JK: No. We don’t have a traumatized war veteran in our story. Our Travis is a flamboyant, confident cowboy. Think of Mr. Blonde in Reservoir Dogs, with Michael Madsen’s sharp tongue and stellar performance. A bit arrogant, a bit rude, a bit selfish. You don’t always agree with him, sometimes you don’t like him, but it’s fun to be him.
GP: Ok, you mentioned Michael Madsen and Reservoir Dogs. Does the game sport the same kind of witty and poignant dialogs as the post-modern cinema of Quentin Tarantino or Robert Rodriguez? Were these films your inspiration? If not, what did inspire you?
JK: Yes, we cannot deny the inspiration of these Tarantino movies. Pulp Fiction probably holds the biggest influence as a collage of interconnected stories that revolve around common themes and characters, with surprising, nonlinear storytelling. L.A. Confidential is a tale about a corrupted blend of the underworld with the world of police, with a femme fatale role of Kim Basinger. Predator 2 is a great inspiration for a decaying metropolis ruled by criminal gangs, with police being unable to control anything, featuring strong character played by Danny Glover, who’s also giving us a lot of inspiration in Lethal Weapon. From the more stylized movies, we can name The Last Action Hero, Rambo, Commando, Machete, Bad Boys or Sin City. We should also mention the inspiration of more serious movies that are dear to us, such as Goodfellas, Scarface or Heat. And we must also mention memorable TV shows from that era – Miami Vice and Texas Ranger.

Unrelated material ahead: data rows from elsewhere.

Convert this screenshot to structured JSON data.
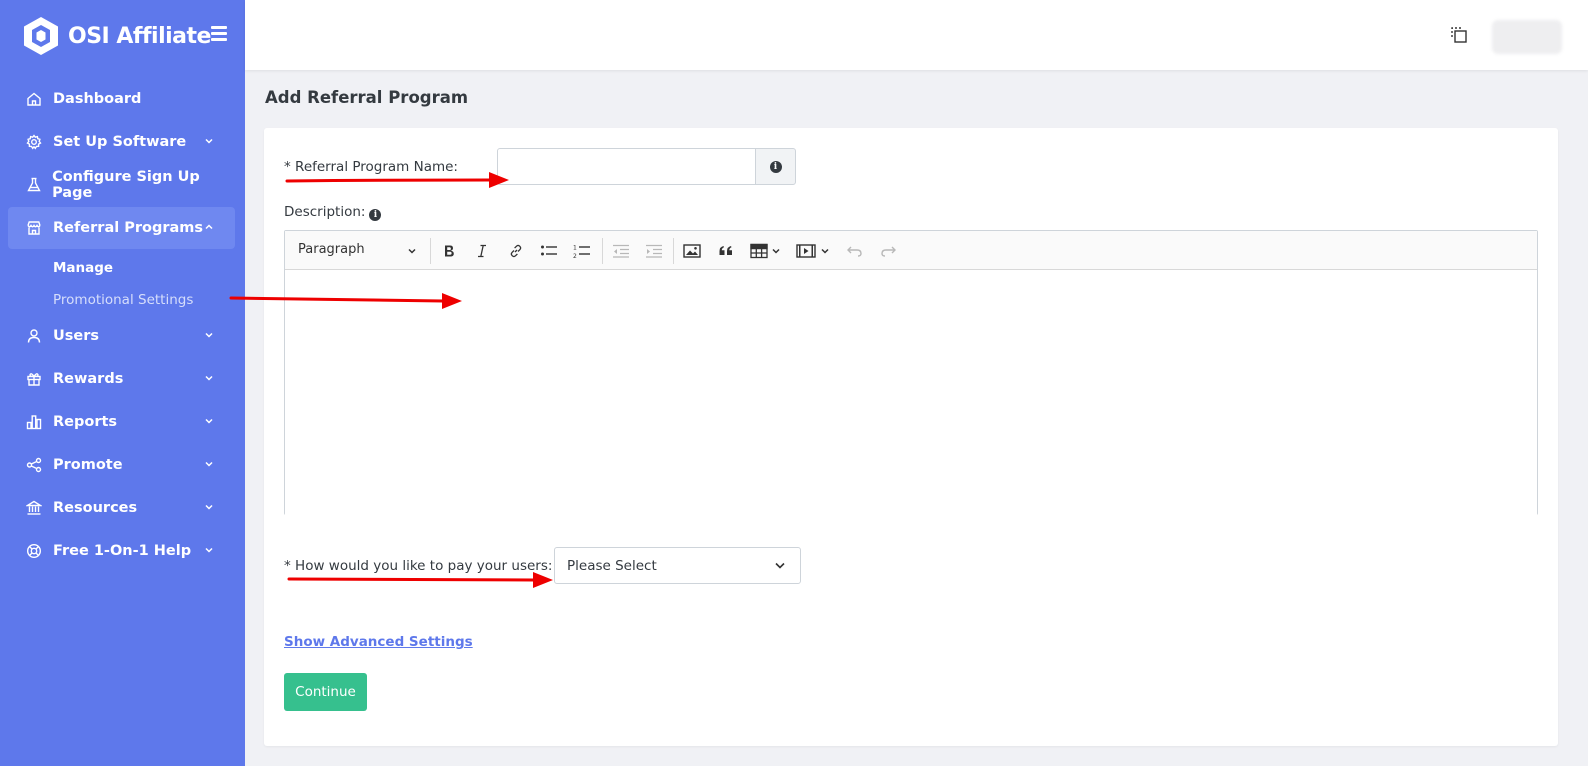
{
  "brand": {
    "name": "OSI Affiliate"
  },
  "sidebar": {
    "items": [
      {
        "label": "Dashboard",
        "icon": "home-icon"
      },
      {
        "label": "Set Up Software",
        "icon": "gear-icon"
      },
      {
        "label": "Configure Sign Up Page",
        "icon": "flask-icon"
      },
      {
        "label": "Referral Programs",
        "icon": "store-icon",
        "active": true
      },
      {
        "label": "Users",
        "icon": "user-icon"
      },
      {
        "label": "Rewards",
        "icon": "gift-icon"
      },
      {
        "label": "Reports",
        "icon": "bar-chart-icon"
      },
      {
        "label": "Promote",
        "icon": "share-icon"
      },
      {
        "label": "Resources",
        "icon": "bank-icon"
      },
      {
        "label": "Free 1-On-1 Help",
        "icon": "lifebuoy-icon"
      }
    ],
    "subitems": [
      {
        "label": "Manage"
      },
      {
        "label": "Promotional Settings"
      }
    ]
  },
  "page": {
    "title": "Add Referral Program"
  },
  "form": {
    "name_label": "* Referral Program Name:",
    "name_value": "",
    "description_label": "Description:",
    "editor": {
      "paragraph_label": "Paragraph"
    },
    "pay_label": "* How would you like to pay your users:",
    "pay_selected": "Please Select",
    "advanced_link": "Show Advanced Settings",
    "continue_label": "Continue"
  },
  "colors": {
    "sidebar_bg": "#5e78eb",
    "sidebar_active": "#6f88f0",
    "continue_button": "#36c08e",
    "link": "#5e78eb",
    "annotation_arrow": "#ee0000"
  }
}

GP: The game is set in the 1990s, how do you intend to portray this period of the United States in the game? More pop or more realistic?
JK: The game is 90s pop crime drama, b-action movie tone, with a ton of action, comedy and a pinch of satire, taking place in realistic, yet very surreal world. At least in the context of 2023.
In the 90s, the world was quite almost the same as it is now, but at the same time very different. Mobile phones just appeared, computers started to be used widely in business, there was no internet for everyone, news were still printed on paper, TV was the thing, there were no social networks. It was a time we remember as simpler, nicer, brighter. This was the time many of us remember from teenage years. Action movies and pop-culture in general; rap, rock, grunge, rave and disco music; summer, holidays, sins, neons, MTV and cheesy action movies – we lived it all!
Rockay City is full of decadency and high rate of crime. Criminals rule the city, while law enforcers are struggling to fight them. This is far from any reality, but works well in the context of the game. Almost like the comic-strip themed Sin City. The closest real-life inspiration would be Miami or Los Angeles.
Crime Boss: Rockay City for fans of a forgotten genre
Judging by the responses we got from Jarek Kolar, Crime Boss: Rockay City will not be a game for just anyone. The very choice of actors indicates a focus on a specific style; the focus on cooperation, strict mission structure and randomization will surely not suit everyone. Many of today's audiences would probably like to be able to freely explore Rockay City in-between missions, but this will not be an option. However, there are players, to whom the idea of asymmetrical multiplayer will certainly appeal, this time referring the 1980s thriller cinema, rather than slashers from the era. The gameplay footage didn't impress many viewers, but considering the lower budget, the whole thing doesn't look bad and may positively surprise you. Even because of the excellent, very attractive surroundings and masterful direction of the cutscenes. It’s a game worth keeping on your radar – we are certainly crossing our fingers.